Dataset rows describing interfaces
((
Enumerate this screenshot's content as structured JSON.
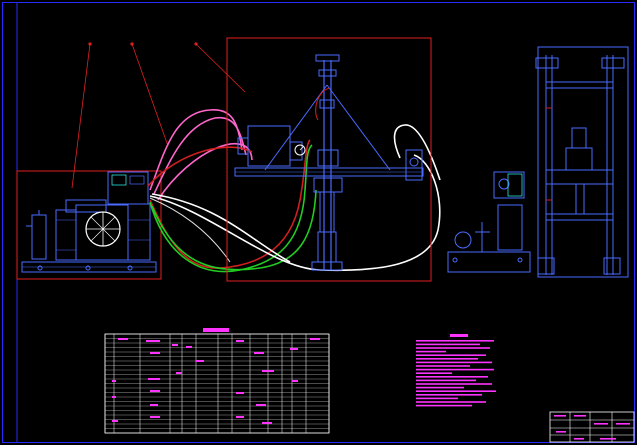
{
  "drawing": {
    "colors": {
      "background": "#000000",
      "border": "#2a2aff",
      "equipment": "#4a6bff",
      "frame_red": "#e02020",
      "hose_magenta": "#ff66cc",
      "hose_red": "#d02020",
      "hose_green": "#22cc22",
      "hose_white": "#ffffff",
      "text_magenta": "#ff33ff",
      "cyan": "#33ffff"
    },
    "callouts": [
      "",
      "",
      ""
    ],
    "parts_table": {
      "title": "",
      "rows": []
    },
    "notes": {
      "title": "",
      "lines": []
    },
    "title_block": {
      "cells": []
    }
  }
}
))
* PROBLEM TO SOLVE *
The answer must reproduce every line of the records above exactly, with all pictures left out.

* RESPONSE TO THE TASK *
Enumerate this screenshot's content as structured JSON.
{
  "drawing": {
    "colors": {
      "background": "#000000",
      "border": "#2a2aff",
      "equipment": "#4a6bff",
      "frame_red": "#e02020",
      "hose_magenta": "#ff66cc",
      "hose_red": "#d02020",
      "hose_green": "#22cc22",
      "hose_white": "#ffffff",
      "text_magenta": "#ff33ff",
      "cyan": "#33ffff"
    },
    "callouts": [
      "",
      "",
      ""
    ],
    "parts_table": {
      "title": "",
      "rows": []
    },
    "notes": {
      "title": "",
      "lines": []
    },
    "title_block": {
      "cells": []
    }
  }
}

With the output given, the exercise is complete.